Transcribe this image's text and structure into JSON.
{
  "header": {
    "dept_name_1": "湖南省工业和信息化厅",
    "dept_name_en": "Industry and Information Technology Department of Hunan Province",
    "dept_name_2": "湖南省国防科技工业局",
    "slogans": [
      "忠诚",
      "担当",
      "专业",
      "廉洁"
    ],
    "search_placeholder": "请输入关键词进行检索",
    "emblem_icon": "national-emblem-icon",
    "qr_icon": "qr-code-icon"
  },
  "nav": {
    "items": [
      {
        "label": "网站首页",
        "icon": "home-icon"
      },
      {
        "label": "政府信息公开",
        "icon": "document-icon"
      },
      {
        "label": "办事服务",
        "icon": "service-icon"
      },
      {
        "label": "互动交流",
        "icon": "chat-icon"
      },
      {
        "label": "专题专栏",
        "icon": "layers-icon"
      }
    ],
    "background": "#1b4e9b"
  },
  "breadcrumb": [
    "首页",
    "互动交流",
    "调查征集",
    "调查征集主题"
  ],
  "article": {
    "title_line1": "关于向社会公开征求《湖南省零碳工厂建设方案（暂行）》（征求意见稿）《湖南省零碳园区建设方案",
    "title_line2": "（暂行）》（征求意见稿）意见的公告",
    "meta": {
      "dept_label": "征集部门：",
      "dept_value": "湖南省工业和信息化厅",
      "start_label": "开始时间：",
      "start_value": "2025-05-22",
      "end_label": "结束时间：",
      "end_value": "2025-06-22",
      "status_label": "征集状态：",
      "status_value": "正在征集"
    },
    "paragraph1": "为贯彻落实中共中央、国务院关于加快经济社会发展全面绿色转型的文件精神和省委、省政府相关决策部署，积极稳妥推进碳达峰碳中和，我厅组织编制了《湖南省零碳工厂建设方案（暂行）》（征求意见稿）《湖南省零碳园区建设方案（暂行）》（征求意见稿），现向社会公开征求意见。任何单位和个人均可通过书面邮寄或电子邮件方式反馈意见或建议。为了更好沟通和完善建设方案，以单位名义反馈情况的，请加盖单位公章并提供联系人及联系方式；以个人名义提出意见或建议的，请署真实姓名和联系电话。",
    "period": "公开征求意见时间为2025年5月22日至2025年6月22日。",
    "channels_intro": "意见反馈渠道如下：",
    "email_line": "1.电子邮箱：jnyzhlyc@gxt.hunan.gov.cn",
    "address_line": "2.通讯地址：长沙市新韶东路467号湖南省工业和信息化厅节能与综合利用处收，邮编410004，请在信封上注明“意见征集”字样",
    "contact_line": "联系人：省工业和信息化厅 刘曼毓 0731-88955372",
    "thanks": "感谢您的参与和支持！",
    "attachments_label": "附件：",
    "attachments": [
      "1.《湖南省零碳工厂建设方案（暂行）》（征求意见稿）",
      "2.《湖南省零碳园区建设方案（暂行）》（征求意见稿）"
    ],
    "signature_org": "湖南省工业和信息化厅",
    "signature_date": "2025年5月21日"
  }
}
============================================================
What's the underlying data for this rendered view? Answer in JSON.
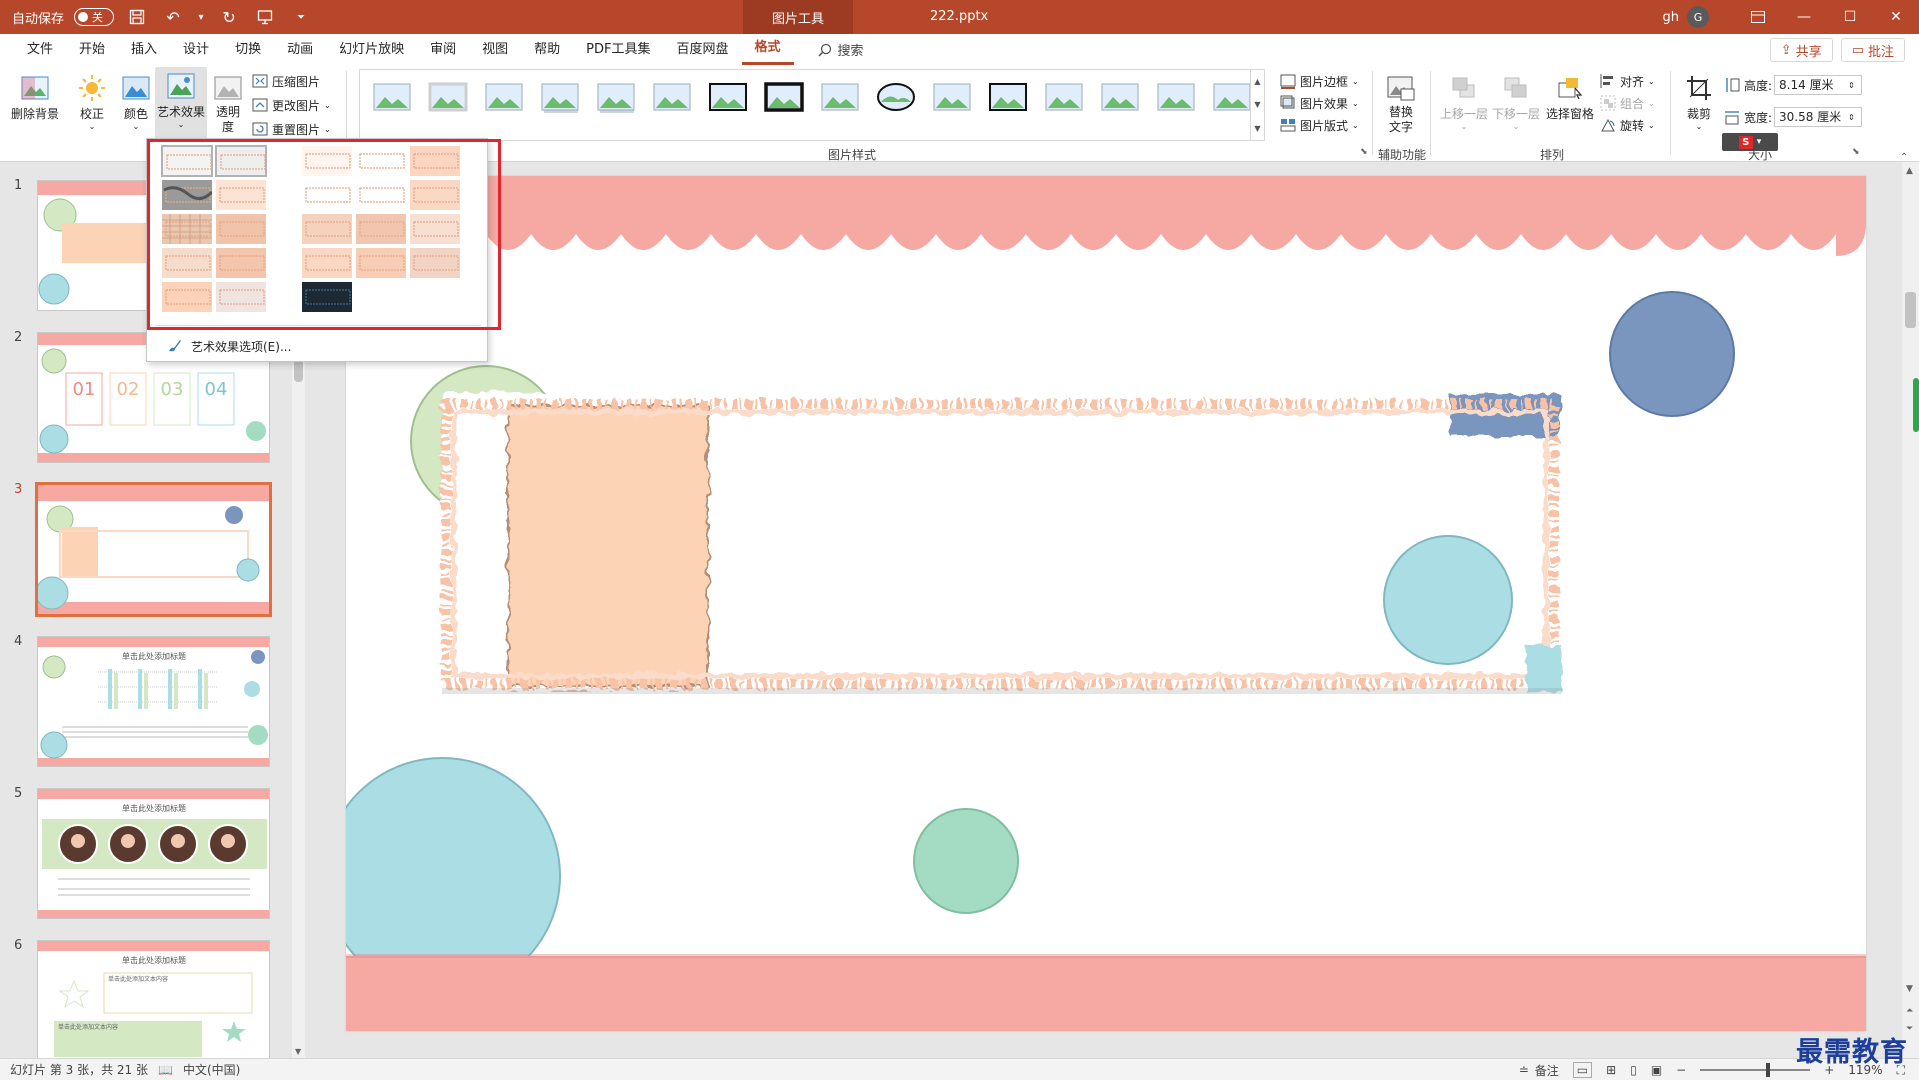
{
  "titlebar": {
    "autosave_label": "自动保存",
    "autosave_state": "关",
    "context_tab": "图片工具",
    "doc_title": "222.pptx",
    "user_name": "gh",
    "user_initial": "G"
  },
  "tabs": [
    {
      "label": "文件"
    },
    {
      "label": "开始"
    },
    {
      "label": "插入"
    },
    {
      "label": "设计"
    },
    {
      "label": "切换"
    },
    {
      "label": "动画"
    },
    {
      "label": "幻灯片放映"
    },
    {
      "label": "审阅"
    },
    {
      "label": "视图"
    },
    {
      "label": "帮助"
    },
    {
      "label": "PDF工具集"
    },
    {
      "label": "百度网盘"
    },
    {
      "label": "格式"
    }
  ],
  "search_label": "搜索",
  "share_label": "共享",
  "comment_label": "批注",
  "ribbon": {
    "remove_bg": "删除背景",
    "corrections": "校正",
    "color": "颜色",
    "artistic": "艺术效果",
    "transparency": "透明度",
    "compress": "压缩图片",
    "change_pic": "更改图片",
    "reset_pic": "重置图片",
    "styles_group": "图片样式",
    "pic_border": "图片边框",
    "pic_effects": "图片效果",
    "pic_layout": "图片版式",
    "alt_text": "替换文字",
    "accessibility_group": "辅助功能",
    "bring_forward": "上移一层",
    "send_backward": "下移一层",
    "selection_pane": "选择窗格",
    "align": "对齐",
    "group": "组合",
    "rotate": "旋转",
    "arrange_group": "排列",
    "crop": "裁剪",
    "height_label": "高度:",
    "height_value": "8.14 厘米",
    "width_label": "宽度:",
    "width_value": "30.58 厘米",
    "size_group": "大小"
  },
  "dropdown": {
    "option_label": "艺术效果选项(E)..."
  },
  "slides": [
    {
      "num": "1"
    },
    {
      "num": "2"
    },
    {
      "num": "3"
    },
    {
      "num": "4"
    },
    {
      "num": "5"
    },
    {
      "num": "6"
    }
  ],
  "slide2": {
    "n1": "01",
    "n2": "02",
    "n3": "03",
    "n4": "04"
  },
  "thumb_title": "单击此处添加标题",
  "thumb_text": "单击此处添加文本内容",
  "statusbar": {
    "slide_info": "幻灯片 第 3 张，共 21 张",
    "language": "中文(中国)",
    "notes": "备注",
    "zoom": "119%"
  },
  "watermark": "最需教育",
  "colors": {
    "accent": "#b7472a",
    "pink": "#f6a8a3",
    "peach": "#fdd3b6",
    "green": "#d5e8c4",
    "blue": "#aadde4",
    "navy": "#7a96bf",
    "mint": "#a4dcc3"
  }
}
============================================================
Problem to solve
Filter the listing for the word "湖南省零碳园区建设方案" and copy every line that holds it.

Output below
    "title_line1": "关于向社会公开征求《湖南省零碳工厂建设方案（暂行）》（征求意见稿）《湖南省零碳园区建设方案",
    "paragraph1": "为贯彻落实中共中央、国务院关于加快经济社会发展全面绿色转型的文件精神和省委、省政府相关决策部署，积极稳妥推进碳达峰碳中和，我厅组织编制了《湖南省零碳工厂建设方案（暂行）》（征求意见稿）《湖南省零碳园区建设方案（暂行）》（征求意见稿），现向社会公开征求意见。任何单位和个人均可通过书面邮寄或电子邮件方式反馈意见或建议。为了更好沟通和完善建设方案，以单位名义反馈情况的，请加盖单位公章并提供联系人及联系方式；以个人名义提出意见或建议的，请署真实姓名和联系电话。",
      "2.《湖南省零碳园区建设方案（暂行）》（征求意见稿）"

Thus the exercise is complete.